‘(1) An employer must not make any deduction from an employee’s remuneration unless-
The deduction is required or permitted in terms of a court order, or any law.’
 Mr Ndlovu, who appeared for the appellant, pointed out that the deduction in question was expressly authorised by a Public Service Staff Rule, handed in at the arbitration dealing directly with the issue in Chapter D.II where clause 3.1 provides:
‘The leave gratuity payable on termination of service should be used as a set-off against any departmental debt which a stuff member may have, unless such debt can be recovered by other means, e.g. outstanding salary and allowances.’
 Mr Ndlovu submitted that this staff rule, promulgated under s 35 of the Public Service Act, 13 of 1995, being subordinate legislation constitutes ‘any law’ for the purpose of s 12 (1)(a) and that the set-off would not be in conflict with s 12(1)(a) and thus be authorised by that section.
 Mr Ndlovu further pointed out that in the definitions section of the Public Service Act, the Act itself is defined to include ‘Public Service Regulations and Public Service Staff Rules mentioned in s 35.’
 Mr Nederlof who represented the second respondent countered by pointing out that the appellant could only deduct a maximum of a third of the withheld amount under s 12(2) read with s 12(1)(b) and argued that the appeal should be dismissed. He further submitted that ‘any law’ would mean acts of Parliament.
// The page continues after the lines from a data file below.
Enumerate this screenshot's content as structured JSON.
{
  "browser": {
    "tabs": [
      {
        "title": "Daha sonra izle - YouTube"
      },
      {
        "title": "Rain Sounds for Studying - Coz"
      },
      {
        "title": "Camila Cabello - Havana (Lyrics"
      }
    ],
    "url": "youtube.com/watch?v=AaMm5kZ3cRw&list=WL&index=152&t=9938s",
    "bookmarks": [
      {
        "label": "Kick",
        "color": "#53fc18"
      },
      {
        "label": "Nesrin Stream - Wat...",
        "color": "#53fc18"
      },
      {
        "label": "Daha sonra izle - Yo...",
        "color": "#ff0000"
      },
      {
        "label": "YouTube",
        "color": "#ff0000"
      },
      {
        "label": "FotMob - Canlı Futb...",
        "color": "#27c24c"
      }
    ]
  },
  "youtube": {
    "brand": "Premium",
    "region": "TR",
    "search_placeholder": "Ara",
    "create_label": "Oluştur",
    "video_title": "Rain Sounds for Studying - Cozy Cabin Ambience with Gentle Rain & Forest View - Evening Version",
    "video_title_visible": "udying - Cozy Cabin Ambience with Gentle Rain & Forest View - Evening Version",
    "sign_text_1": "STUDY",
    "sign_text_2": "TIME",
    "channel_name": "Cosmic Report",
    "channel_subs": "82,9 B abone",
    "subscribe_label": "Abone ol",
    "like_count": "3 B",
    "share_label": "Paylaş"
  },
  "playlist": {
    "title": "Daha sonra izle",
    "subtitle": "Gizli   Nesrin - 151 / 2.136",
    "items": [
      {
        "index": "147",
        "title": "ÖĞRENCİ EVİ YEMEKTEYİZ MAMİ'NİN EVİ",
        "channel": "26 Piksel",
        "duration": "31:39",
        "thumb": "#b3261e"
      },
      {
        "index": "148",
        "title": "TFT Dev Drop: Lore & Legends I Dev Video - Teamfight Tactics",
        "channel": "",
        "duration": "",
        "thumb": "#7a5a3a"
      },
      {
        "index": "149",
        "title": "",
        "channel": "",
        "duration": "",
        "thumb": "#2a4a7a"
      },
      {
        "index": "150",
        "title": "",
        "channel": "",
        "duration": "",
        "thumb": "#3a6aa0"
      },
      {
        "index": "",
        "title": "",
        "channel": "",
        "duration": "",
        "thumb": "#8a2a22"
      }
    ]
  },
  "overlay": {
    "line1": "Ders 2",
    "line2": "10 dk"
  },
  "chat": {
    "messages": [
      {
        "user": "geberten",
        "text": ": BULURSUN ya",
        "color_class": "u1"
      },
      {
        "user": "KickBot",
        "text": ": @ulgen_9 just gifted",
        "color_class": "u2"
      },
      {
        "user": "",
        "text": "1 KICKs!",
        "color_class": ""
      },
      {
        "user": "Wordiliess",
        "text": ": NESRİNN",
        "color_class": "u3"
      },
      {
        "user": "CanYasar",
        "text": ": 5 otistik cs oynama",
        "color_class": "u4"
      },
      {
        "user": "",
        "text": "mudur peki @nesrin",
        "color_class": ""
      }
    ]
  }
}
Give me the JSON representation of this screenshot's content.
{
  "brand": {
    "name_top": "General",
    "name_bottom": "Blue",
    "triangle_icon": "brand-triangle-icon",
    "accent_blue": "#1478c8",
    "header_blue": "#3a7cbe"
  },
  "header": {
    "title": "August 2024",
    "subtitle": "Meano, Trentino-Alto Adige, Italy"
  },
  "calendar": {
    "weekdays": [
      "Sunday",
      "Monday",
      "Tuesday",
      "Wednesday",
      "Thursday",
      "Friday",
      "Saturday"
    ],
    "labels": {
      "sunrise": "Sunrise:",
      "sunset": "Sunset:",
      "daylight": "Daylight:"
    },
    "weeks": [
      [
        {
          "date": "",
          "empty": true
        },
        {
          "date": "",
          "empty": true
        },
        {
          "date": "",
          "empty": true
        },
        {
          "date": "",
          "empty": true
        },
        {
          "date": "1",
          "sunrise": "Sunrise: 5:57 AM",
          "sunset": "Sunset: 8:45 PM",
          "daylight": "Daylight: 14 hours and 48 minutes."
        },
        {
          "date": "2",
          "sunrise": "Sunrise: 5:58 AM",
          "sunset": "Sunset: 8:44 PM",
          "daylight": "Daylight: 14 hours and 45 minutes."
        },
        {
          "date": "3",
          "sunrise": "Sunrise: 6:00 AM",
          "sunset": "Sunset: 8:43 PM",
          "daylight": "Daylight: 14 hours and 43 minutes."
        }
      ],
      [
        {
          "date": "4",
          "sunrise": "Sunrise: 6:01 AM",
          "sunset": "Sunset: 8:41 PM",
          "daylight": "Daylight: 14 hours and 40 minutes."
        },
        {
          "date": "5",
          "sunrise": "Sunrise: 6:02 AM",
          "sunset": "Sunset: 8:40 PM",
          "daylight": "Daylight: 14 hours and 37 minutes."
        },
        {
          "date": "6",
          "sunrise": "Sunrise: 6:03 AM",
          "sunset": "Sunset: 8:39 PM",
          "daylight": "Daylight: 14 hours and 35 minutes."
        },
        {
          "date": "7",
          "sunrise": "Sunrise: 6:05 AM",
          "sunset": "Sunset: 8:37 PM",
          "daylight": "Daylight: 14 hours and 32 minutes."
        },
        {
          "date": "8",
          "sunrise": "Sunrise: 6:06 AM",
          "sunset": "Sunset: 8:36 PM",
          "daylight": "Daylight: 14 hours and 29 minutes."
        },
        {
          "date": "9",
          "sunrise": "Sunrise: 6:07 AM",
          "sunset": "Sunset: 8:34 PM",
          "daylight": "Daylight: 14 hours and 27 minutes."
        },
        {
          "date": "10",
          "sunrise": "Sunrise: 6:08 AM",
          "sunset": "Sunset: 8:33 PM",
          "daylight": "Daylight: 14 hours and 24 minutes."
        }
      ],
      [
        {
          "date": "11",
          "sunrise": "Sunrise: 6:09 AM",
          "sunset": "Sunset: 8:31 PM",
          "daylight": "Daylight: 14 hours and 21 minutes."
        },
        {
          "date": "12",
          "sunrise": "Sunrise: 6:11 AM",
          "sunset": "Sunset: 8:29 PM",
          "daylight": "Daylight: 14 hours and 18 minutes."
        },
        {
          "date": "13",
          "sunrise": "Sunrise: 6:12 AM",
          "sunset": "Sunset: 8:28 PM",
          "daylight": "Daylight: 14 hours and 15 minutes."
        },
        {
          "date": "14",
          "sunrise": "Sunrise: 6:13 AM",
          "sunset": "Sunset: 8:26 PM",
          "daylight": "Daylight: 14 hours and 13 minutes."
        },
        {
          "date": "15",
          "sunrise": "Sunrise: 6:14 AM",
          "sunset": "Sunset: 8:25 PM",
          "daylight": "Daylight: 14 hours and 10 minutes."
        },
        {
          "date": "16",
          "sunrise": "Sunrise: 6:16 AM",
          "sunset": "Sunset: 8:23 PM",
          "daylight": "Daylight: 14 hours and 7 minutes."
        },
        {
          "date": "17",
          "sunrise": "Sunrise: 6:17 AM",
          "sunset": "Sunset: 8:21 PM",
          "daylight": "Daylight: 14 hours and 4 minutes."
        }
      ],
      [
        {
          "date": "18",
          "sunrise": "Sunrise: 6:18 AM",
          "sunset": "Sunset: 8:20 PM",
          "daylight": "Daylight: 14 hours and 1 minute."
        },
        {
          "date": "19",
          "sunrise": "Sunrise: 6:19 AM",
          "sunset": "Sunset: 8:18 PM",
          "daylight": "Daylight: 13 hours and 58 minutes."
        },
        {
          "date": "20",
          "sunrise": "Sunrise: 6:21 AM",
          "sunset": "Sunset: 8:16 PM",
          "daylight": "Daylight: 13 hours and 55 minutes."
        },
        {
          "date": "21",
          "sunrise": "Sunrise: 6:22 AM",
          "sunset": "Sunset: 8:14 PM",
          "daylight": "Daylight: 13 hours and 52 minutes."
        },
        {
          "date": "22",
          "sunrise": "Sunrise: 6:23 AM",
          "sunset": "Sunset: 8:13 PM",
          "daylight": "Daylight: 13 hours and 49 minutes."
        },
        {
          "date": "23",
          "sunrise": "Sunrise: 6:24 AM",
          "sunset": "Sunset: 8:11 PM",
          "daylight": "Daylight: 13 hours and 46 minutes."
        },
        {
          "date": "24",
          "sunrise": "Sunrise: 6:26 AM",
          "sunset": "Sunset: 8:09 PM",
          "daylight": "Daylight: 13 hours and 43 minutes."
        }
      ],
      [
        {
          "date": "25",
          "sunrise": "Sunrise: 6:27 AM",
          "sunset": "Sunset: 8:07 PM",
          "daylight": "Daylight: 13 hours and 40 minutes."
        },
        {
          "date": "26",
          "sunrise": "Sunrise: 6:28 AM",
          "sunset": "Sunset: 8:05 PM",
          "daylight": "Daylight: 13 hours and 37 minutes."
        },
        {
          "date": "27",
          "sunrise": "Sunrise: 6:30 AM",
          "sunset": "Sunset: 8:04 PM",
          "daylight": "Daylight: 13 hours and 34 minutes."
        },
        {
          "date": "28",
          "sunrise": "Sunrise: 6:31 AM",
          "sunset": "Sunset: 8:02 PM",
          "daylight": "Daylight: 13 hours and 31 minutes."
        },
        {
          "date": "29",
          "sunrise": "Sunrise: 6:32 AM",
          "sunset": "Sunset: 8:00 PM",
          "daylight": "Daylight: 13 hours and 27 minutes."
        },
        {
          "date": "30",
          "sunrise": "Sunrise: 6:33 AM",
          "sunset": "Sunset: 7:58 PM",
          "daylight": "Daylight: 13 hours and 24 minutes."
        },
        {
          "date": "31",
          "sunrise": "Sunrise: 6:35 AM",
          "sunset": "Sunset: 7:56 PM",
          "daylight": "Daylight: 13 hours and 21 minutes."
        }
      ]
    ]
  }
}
 As was pointed out by Mr Ndlovu, the term ‘any’ gives a very wide meaning to ‘law’. That term would not in my view be confined to acts of Parliament. Had the legislature intended such a meaning, that term would have been used. Instead ‘any law’ is used which certainly carries with it a far wider meaning.
 The first respondent’s approach is also contrary to the definition of law contained in the Interpretation Proclamation, 37 of 1920 where ‘law’ is defined ‘to mean and include any law, proclamation or other enactment having the force of law’. This would in my view include subordinate legislation such as regulations or, in this case, Public Service Staff Rules promulgated under s 35 of the Public Service Act which are further and in any event expressly included in the definition of the Act, as constricting part of that Act thus enjoying the force of law. A wide meaning to the term ‘any law’ in this context also accords with the way in which this phrase has been interpreted in other unrelated legislation.1
 It follows in my view that the Public Service Staff Rule in question constitutes ‘any law’ for the purpose of s 12(1)(a) and that the deduction was authorised under that section. Given the conclusion I have reached, it is not necessary for me to consider whether to make an order myself permitting the admitted indebtedness to be set-off from the accumulated leave and pro rata portion of the second respondent’s bonus so as to fall within the ambit of s 12(1)(a) as a court order. No such application was however directed to me to do so and the second respondent was also not called upon to meet that eventuality.
 It further follows that the appeal succeeds and the award is set aside.
 I accordingly make the following order:
The appeal is upheld and the arbitrator’s award is set aside and the second respondent’s referral is thus dismissed.
APPLICANT: M. Ndlovu
Instructed by Government Attorney
RESPONDENTS: M. Nederlof
Instructed by Nederlof Inc.
1R v Adams 1946 CDD 288 where it was found that the term meant any law enacted by a body having legislative authority in the union. See also R v Mpeta 1912 AD 414.